Activate additional security controls such as fingerprint readers on mobile phones to prevent data and account access in the event of loss or theft. This can buy you more time to secure accounts and change passwords if your device is stolen.

Encrypt all Sensitive Data on Your Devices

OCR suggests laptop computers should have full disk encryption to ensure data cannot be accessed in the event of loss or theft, and to remove data from portable devices if it is not required.

Create Multiple Backups of Files

It is essential that data can be recovered in the event of loss or theft of a portable device or a ransomware attack. Multiple backups should ideally be created on another device with a copy also stored securely in the cloud.

Bring Portable Chargers, Power Cords and Adaptors

Connecting to public charging points in airports and hotels can easily introduce malware. Avoid USB charging points, and charge devices using a portable charging pack or by plugging into the mains supply. If charging ports must be used, only connect after devices have been powered down.

Avoid Public Wi-Fi Hotspots

Avoid all public Wi-Fi networks as they are unlikely to be secure. If you do need to connect to Wi-Fi when travelling, always connect to the Internet via a VPN.

Turn Off Auto Connect for Bluetooth and Wi-Fi

Ensure your portable devices do not automatically connect to Wi-Fi networks and turn off Bluetooth connectivity.

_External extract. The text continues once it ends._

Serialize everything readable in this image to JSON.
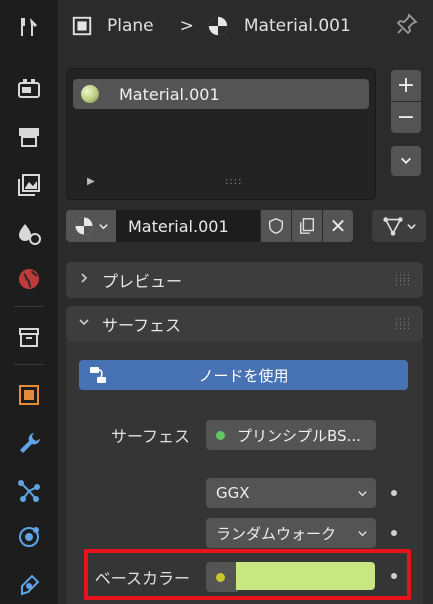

Use Different PIN Numbers

Always use a unique PIN number for each of your devices. Never reuse a PIN anywhere else, such as on the hotel safe.

Never Leave Devices Unprotected

If you cannot lock a portable electronic device in a safe, take it with you. Any possible hiding spot in a hotel room will be checked by thieves. Devices should only ever be taken in hand luggage, never packed in a case that is put in the hold.

Use Geo-Location with Care

While geolocation services have their uses, they can also alert thieves that you are not at home. Consider turning off these services on social media networks when you are away, and avoid posting photos taken on your travels until you return home.

Author: Steve Alder is the editor-in-chief of HIPAA Journal. Steve is responsible for editorial policy regarding the topics covered on HIPAA Journal. He is a specialist on healthcare industry legal and regulatory affairs, and has several years of experience writing about HIPAA and other related legal topics. Steve has developed a deep understanding of regulatory issues surrounding the use of information technology in the healthcare industry and has written hundreds of articles on HIPAA-related topics.